1. Assume an animal is wild until proven domestic.
2. Is the species as a whole domestic?
3. In our society has the species been under dominion and control of humans?
4. By habit or training does the species live with man?
5. Is the animal useful to man providing food or clothing?
6. Does this species live near humans?
7. Is this species harmless?
Courts will look upon these questions to determine their historical analysis. This would then determine who had to establish the burden of proof. Mere possession of an animal is not proof that the animal is domestic. In order to fully ensure that the animal is domestic it must fit two criteria:
1. The animal (each) must be personal property with a person who claims title and full ownership rights.
2. The owner and or keeper must exercise training and control over the animal to be considered tame.
Proof of tameness is necessary because of society’s concern for the safety of its members. A domestic animal may only be considered tame if has lost the disposition to escape and inclination towards its wild characteristics, and importantly to note is no longer a threat to humans or their property.
Courts will look at whether an individual animal is domestic but the Restatement of Torts suggests once a species determination has been made, there can be no exception for an individual animal Restatement (Second) of Torts 506 (1977)
For al you dog lovers everywhere-dogs have always held a special legal status because of their unique character. This is true even though they could potential cause harm. Watch out though because since 1930 the legal trend is to eliminate the special status of the dog. Make sure when checking you regulations to see the cases from about the 1960′s to current for changes in dog legal dog status.
Are bees wild or domestic? I just did an interesting study on bees recently in lieu of the disappearing bee populations. From the time of Justinian through Blackstone bees were considered wild by nature. But as they are an integral part of agriculture and fit much of the domestic criteria they fall on the borderline between domestic and wild.
What is a pet?
A pet is determined by the following:
1. The animal receives the personal attention of the owner.
2. The animal is treated with affection by the owner.
3. the animal is kept in close proximity to the owner.
4. The animal is part of the owner’s daily life.
Most pets are non-commercial but may have economic value.
The concept that pets should be elevated in legal status stems from the courts should “attempt to preserve decent and reasonable rules by which mankind and animals may live together in harmony”. New York Life Ins. Co. v. Dick, 71 Misc.2d 52, 335 N.Y.S. 2d 802, 811 (1972) It is conceivable that the courts may someday totally reverse all historical status of pets and domestic animals and form some new creative criteria for distinction of animals. That process is probably well under way.
What is a beast?
The term beasts originates from the past. It refers to anything not human but having intrinsic value, ie.e.-commercial value. The confusion comes in that the legislature did not carefully examine their legislation and based their law on an imprecise language.
Wild life falls in various categories but it is not the intent of this article to examine the very rapidly changing arena of the legal status of wildlife. (That would take a library)

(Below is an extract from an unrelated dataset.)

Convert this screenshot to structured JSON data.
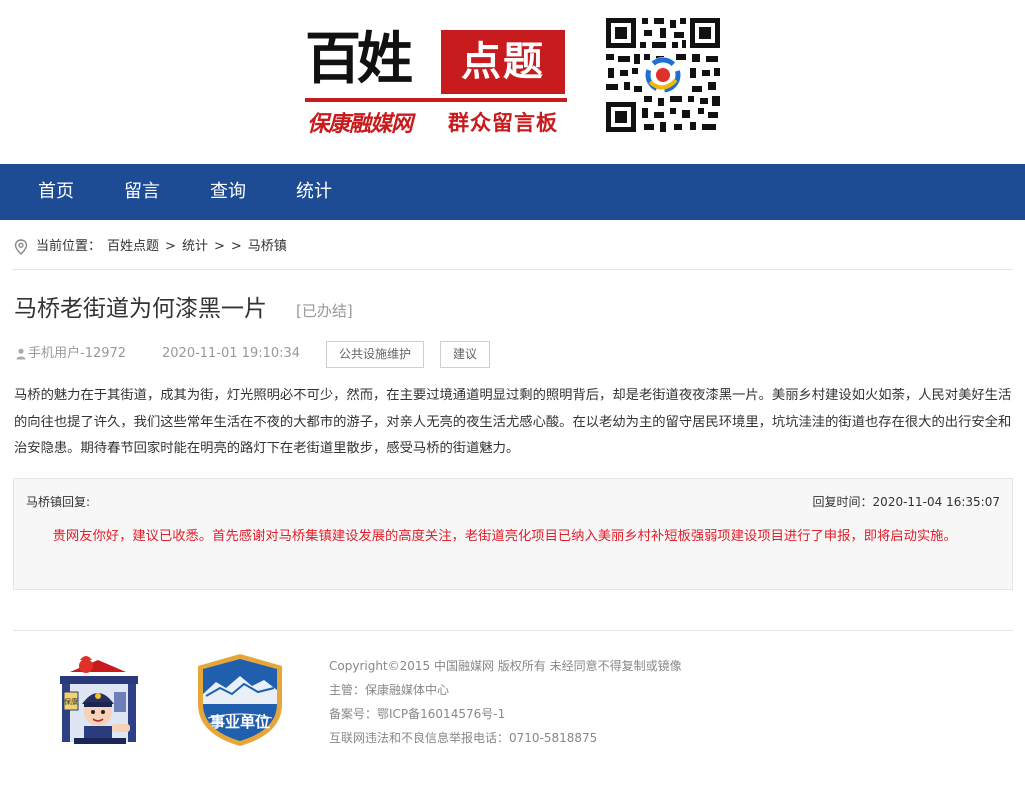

As one can quickly determine taming the beast, by definition and law, is not as simple as one might think. We can quickly see the alarming implications with current trends in our legislative and judicial processes. Stay active and informed.
From the trenches,